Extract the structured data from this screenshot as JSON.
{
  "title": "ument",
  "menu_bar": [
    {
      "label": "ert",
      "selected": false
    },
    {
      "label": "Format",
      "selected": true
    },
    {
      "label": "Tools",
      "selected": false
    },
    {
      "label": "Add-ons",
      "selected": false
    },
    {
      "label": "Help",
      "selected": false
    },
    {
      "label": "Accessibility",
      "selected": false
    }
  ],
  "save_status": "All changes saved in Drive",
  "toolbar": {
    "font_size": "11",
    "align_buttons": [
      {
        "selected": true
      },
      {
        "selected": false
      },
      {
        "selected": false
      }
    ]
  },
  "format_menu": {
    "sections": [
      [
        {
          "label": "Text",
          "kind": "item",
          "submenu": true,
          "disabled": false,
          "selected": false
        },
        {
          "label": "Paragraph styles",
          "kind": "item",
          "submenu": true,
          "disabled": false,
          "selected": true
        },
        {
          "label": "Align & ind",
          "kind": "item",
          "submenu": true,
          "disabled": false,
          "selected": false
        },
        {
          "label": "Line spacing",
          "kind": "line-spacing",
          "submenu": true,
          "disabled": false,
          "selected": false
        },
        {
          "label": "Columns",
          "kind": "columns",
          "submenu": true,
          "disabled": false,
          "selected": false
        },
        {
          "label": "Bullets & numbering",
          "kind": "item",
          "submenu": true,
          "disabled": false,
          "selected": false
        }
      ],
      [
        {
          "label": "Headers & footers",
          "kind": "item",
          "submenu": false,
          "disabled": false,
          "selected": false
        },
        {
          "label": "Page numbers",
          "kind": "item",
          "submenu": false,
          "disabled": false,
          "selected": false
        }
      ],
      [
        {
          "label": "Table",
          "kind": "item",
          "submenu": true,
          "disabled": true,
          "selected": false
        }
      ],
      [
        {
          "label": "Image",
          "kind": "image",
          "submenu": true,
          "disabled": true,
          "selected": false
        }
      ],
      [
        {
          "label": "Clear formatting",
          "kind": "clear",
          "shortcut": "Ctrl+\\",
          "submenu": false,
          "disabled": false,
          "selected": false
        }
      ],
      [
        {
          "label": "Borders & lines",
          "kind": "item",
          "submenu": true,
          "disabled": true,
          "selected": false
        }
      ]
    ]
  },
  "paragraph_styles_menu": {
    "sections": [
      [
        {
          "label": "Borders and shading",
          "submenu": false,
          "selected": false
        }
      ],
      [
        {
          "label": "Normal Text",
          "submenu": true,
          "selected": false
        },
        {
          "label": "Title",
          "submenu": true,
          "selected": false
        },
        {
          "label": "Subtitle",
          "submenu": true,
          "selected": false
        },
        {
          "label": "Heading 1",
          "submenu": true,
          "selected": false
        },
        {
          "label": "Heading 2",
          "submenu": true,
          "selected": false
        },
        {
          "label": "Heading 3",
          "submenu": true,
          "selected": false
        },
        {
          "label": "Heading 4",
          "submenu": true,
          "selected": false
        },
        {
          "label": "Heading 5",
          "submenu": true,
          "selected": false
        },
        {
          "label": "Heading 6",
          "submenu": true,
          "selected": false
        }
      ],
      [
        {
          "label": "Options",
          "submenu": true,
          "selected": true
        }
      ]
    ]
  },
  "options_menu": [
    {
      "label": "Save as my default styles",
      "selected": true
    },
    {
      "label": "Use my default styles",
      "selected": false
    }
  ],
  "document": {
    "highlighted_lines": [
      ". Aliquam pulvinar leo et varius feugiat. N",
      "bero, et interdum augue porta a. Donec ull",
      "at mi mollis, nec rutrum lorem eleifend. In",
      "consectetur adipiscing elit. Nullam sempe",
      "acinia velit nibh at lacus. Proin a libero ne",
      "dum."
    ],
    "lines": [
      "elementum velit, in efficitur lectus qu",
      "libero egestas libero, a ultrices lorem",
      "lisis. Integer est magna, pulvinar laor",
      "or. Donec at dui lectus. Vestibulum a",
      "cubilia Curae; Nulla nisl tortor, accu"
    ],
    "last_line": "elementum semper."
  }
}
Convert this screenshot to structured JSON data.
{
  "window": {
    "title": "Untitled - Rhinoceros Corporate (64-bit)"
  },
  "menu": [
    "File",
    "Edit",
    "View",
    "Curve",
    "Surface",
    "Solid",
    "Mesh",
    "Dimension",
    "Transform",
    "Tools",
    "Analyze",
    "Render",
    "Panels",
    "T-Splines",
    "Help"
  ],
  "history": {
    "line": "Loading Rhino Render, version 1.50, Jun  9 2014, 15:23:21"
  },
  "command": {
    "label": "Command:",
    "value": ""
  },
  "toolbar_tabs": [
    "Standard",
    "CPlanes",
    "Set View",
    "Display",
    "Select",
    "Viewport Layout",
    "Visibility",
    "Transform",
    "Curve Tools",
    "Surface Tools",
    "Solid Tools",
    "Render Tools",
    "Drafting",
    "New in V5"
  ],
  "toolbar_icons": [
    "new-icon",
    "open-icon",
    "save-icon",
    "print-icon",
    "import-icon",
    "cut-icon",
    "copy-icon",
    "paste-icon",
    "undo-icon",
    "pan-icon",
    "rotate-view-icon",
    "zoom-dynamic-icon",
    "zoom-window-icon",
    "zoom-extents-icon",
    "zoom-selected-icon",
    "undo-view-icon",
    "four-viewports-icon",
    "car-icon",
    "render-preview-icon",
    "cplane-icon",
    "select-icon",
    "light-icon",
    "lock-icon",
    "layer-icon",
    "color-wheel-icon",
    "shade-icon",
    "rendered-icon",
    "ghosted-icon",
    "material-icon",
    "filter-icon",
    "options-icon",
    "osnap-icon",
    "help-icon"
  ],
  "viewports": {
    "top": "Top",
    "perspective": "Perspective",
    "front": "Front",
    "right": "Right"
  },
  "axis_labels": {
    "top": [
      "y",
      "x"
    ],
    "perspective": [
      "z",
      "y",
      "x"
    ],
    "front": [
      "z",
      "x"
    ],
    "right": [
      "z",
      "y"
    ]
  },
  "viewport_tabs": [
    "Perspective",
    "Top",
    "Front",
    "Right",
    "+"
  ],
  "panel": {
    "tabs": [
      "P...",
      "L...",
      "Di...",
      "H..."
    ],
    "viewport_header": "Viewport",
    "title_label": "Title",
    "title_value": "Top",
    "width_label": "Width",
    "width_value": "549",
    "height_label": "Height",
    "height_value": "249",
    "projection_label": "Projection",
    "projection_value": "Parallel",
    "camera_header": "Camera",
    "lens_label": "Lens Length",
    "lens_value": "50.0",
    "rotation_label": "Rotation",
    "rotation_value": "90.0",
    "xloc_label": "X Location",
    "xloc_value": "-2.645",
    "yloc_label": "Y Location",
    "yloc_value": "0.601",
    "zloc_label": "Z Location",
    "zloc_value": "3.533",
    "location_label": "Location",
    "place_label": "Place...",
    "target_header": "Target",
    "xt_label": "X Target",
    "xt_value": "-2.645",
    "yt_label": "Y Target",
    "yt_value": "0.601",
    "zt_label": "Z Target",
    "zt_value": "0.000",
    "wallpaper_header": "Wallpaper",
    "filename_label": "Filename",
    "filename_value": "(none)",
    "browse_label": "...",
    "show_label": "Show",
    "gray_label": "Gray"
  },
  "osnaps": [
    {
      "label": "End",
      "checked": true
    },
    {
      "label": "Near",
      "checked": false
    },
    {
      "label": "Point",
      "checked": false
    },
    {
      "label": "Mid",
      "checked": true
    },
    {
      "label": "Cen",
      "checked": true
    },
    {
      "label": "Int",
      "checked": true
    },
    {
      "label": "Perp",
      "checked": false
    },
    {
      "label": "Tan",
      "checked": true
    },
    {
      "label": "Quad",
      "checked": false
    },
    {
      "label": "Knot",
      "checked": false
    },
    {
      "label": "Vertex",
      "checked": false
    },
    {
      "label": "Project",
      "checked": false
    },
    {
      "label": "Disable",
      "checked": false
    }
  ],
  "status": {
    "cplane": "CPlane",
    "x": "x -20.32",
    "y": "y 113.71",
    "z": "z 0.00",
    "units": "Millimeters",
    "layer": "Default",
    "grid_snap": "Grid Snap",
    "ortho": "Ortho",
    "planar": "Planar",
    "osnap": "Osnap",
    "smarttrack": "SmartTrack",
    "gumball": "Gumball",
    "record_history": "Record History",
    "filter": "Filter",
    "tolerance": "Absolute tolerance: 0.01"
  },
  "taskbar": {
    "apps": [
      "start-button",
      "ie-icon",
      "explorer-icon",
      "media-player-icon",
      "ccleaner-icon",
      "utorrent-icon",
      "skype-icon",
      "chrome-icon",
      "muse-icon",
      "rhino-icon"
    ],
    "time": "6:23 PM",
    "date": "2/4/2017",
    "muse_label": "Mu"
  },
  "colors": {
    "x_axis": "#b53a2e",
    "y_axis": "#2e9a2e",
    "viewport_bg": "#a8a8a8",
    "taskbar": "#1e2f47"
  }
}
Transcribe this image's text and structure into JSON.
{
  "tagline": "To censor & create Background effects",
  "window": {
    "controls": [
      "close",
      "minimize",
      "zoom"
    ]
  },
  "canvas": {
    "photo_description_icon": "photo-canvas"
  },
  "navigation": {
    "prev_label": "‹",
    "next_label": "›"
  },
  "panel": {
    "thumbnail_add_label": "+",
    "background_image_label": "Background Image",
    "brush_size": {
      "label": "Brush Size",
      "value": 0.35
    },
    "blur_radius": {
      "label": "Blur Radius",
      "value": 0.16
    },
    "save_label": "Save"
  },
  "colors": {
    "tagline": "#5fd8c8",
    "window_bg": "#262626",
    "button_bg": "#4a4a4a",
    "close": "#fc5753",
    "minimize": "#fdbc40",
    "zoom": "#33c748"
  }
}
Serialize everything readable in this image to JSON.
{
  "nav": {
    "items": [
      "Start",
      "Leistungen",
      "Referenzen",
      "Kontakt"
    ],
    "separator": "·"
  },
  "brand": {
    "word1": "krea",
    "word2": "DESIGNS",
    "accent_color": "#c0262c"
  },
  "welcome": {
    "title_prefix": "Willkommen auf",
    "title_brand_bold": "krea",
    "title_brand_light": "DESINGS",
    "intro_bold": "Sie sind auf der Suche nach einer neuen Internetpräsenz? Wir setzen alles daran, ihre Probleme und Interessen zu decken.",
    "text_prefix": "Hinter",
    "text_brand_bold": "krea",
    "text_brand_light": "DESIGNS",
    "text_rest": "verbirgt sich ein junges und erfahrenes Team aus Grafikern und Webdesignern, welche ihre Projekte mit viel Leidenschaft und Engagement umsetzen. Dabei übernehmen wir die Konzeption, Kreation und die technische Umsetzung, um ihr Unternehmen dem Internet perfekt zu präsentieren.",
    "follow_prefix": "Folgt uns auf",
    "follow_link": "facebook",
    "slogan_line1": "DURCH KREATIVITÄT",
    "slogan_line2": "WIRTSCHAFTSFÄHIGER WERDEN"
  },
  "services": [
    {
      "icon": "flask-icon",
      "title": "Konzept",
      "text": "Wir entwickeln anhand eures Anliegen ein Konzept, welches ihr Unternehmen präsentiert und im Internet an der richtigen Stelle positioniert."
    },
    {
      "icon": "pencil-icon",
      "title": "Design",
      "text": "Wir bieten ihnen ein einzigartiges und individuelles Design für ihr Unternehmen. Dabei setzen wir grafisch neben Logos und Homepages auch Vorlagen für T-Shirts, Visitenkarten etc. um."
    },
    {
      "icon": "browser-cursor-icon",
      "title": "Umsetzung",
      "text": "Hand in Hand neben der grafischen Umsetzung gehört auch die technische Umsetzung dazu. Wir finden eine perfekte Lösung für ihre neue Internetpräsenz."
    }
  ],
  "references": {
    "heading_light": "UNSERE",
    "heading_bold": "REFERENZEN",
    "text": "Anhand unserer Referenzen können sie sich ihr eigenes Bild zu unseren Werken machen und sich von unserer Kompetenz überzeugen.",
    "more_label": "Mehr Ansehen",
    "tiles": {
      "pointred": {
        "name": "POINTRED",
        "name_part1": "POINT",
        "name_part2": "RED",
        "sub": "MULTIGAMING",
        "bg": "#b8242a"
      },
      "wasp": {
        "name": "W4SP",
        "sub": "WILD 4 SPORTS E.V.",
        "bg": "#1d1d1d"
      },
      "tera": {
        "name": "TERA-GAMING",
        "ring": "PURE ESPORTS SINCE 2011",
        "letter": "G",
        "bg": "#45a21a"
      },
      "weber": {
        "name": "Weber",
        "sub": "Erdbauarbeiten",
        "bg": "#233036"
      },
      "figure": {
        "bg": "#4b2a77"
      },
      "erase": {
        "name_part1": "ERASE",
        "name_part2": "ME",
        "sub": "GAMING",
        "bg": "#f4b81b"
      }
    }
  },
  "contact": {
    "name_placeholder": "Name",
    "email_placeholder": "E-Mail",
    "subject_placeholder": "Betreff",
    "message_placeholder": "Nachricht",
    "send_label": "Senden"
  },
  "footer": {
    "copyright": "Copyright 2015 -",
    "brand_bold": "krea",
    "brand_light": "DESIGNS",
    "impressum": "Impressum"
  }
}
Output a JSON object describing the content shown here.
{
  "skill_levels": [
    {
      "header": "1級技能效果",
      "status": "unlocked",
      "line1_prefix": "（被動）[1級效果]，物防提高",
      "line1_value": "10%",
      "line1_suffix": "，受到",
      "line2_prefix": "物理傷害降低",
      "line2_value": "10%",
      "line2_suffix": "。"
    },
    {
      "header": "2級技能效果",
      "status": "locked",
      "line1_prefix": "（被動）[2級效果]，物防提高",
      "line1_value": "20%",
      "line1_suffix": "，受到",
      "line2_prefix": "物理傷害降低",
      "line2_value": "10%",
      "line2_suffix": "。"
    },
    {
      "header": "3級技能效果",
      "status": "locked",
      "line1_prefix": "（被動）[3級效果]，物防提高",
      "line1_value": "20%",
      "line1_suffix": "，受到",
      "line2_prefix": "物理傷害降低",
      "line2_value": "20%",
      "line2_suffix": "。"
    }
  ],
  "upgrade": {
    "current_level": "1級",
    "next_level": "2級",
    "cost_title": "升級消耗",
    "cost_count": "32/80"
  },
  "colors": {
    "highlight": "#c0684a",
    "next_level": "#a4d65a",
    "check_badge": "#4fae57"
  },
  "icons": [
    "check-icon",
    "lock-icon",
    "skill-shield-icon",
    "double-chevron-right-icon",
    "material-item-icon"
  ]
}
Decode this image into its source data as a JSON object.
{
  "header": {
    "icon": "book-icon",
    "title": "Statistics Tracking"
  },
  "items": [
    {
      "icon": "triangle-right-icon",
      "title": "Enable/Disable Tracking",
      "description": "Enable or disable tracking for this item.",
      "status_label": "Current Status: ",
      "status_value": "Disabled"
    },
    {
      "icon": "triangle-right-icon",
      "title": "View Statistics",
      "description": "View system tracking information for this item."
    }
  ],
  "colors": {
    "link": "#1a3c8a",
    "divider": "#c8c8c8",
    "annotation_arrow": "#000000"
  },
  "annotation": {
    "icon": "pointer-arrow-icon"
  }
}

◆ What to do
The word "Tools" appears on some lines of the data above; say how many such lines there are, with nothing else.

◆ Exercise result
6